  • New anthrax-killing virus could offer new ways to detect, treat, and decontaminate anthrax bacillus

    From a zebra carcass on the plains of Namibia in Southern Africa, researchers have discovered a new, unusually large virus (or bacteriophage) which infects the bacterium that causes anthrax. The novel bacteriophage could eventually open up new ways to detect, treat, or decontaminate the anthrax bacillus and its relatives that cause food poisoning. Bacteriophages are often highly specific to a particular strain of bacteria, and when they were first discovered in the early twentieth century there was strong interest in them as antimicrobial agents. The discovery of penicillin and other antibiotics, however, eclipsed phage treatments in the West, although research continued in the Soviet Union.

  • U.S. weapons shipped to moderate Syrian rebels after secret congressional approval

    U.S. and European sources have confirmed that U.S.-manufactured light arm have been flowing to moderate Syrian rebels in the south of Syria, and that Congress has approved funding to continue the shipments for the next few months. The weapons, which are being delivered to the rebels through Jordan, include both light arms and heavier weapons such as anti-tank rockets. The shipments, however, do not include shoulder-fired anti-aircraft missiles.

  • Israeli jets destroy Hezbollah-bound advanced Russian missiles stored near Latakia

    Large warehouses near the port city of Latakia, where the Assad regime stored advanced Russian missiles before shipping them to Hezbollah, were destroyed by aerial attack late Sunday.
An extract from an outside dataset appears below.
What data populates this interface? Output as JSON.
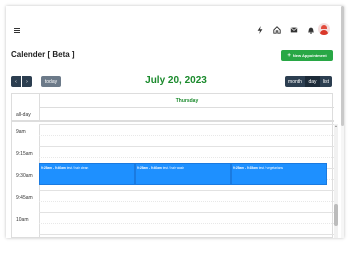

Israel has already launched six attacks in 2013 on Syrian arms shipments to Hezbollah — on 30 January, 3 May, 5 May, 5 July, 18 October, and 30 October. The attack on 5 July was on storage facilities in the same Latakia area, where Syria kept a large quantity of advanced P-800 Oniks anti-ship missiles, also called Yakhont missiles. Three weeks after the attack, U.S. sources said that the attack did not succeed in wiping out all of the missiles. “American officials said that further Israeli strikes are likely,” the New York Times reported on 31 July.

  • Russia imposes strict security measures on the Sochi region

    In preparation for the 2014 Winter Olympics in the Black Sea resort city of Sochi, Russian authorities have been increasing security measures to discourage Islamist militants who have threatened to disrupt the games with “all means that Allah allows.” More than 70,000 soldiers and police officers will guard the Olympic facilities and the sprawling city of Sochi. In addition, Russia will be using SORM (System for Operative Investigative Activities) to monitor every mobile telephone call, e-mail, SMS, and Internet chats originating from or going into the Sochi region during the Games.

  • Value of list of state sponsors of terrorism questioned

    The U.S. list of State Sponsors of Terrorism, created in 1979, originally included Libya, Iraq, South Yemen, and Syria. Cuba was added in 1982, Iran in 1984, North Korea in 1988, and Sudan in 1993. The list currently contains four countries — Cuba, Iran, Sudan, and Syria. Experts question the value of the list, since the four countries listed are not the only countries that currently support, engage in, or ignore acts of terrorism, according to news reports from the State Department, and the inclusion of Cuba has more to do with U.S. domestic politics than Cuba’s current policies, as the State Department’s 2012 Country Report on Terrorismconcluded that “There was no indication that the Cuban government provided weapons or paramilitary training to terrorist groups.”